* _AVAILABLE DATA_:
+++

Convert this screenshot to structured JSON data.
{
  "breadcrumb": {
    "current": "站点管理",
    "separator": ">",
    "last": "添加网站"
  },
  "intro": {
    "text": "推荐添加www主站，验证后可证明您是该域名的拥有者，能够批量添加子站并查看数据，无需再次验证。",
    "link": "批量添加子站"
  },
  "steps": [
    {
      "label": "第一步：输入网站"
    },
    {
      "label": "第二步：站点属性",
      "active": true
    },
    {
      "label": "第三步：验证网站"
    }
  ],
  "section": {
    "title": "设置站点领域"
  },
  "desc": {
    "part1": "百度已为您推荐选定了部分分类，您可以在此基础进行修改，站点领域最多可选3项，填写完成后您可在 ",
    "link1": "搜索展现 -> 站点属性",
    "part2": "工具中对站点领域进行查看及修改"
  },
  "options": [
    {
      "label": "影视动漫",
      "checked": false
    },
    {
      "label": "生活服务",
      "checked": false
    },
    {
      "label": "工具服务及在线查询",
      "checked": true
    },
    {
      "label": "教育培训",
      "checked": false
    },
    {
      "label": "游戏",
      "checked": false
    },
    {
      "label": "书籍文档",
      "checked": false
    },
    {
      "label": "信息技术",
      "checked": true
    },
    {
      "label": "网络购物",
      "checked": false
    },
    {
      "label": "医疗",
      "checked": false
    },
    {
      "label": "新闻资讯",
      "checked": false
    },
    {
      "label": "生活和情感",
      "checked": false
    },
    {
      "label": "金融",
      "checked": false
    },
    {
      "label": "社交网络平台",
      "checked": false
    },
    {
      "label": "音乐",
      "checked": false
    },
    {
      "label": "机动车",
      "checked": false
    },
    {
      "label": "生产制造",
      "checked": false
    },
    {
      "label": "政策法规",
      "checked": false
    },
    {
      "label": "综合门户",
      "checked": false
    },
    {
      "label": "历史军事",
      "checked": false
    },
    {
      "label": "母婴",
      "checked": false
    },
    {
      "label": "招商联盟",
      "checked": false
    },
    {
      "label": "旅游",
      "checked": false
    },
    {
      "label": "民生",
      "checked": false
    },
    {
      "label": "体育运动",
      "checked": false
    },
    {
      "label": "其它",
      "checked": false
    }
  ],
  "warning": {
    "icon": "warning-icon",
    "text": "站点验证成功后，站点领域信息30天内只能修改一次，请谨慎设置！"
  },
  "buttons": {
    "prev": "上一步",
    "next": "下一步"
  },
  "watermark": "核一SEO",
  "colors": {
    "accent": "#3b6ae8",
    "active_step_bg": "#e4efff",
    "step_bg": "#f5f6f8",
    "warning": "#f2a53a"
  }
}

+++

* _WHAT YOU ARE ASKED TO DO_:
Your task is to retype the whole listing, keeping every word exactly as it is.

* _OUTPUT FOR THIS TASK_:
Convert this screenshot to structured JSON data.
{
  "breadcrumb": {
    "current": "站点管理",
    "separator": ">",
    "last": "添加网站"
  },
  "intro": {
    "text": "推荐添加www主站，验证后可证明您是该域名的拥有者，能够批量添加子站并查看数据，无需再次验证。",
    "link": "批量添加子站"
  },
  "steps": [
    {
      "label": "第一步：输入网站"
    },
    {
      "label": "第二步：站点属性",
      "active": true
    },
    {
      "label": "第三步：验证网站"
    }
  ],
  "section": {
    "title": "设置站点领域"
  },
  "desc": {
    "part1": "百度已为您推荐选定了部分分类，您可以在此基础进行修改，站点领域最多可选3项，填写完成后您可在 ",
    "link1": "搜索展现 -> 站点属性",
    "part2": "工具中对站点领域进行查看及修改"
  },
  "options": [
    {
      "label": "影视动漫",
      "checked": false
    },
    {
      "label": "生活服务",
      "checked": false
    },
    {
      "label": "工具服务及在线查询",
      "checked": true
    },
    {
      "label": "教育培训",
      "checked": false
    },
    {
      "label": "游戏",
      "checked": false
    },
    {
      "label": "书籍文档",
      "checked": false
    },
    {
      "label": "信息技术",
      "checked": true
    },
    {
      "label": "网络购物",
      "checked": false
    },
    {
      "label": "医疗",
      "checked": false
    },
    {
      "label": "新闻资讯",
      "checked": false
    },
    {
      "label": "生活和情感",
      "checked": false
    },
    {
      "label": "金融",
      "checked": false
    },
    {
      "label": "社交网络平台",
      "checked": false
    },
    {
      "label": "音乐",
      "checked": false
    },
    {
      "label": "机动车",
      "checked": false
    },
    {
      "label": "生产制造",
      "checked": false
    },
    {
      "label": "政策法规",
      "checked": false
    },
    {
      "label": "综合门户",
      "checked": false
    },
    {
      "label": "历史军事",
      "checked": false
    },
    {
      "label": "母婴",
      "checked": false
    },
    {
      "label": "招商联盟",
      "checked": false
    },
    {
      "label": "旅游",
      "checked": false
    },
    {
      "label": "民生",
      "checked": false
    },
    {
      "label": "体育运动",
      "checked": false
    },
    {
      "label": "其它",
      "checked": false
    }
  ],
  "warning": {
    "icon": "warning-icon",
    "text": "站点验证成功后，站点领域信息30天内只能修改一次，请谨慎设置！"
  },
  "buttons": {
    "prev": "上一步",
    "next": "下一步"
  },
  "watermark": "核一SEO",
  "colors": {
    "accent": "#3b6ae8",
    "active_step_bg": "#e4efff",
    "step_bg": "#f5f6f8",
    "warning": "#f2a53a"
  }
}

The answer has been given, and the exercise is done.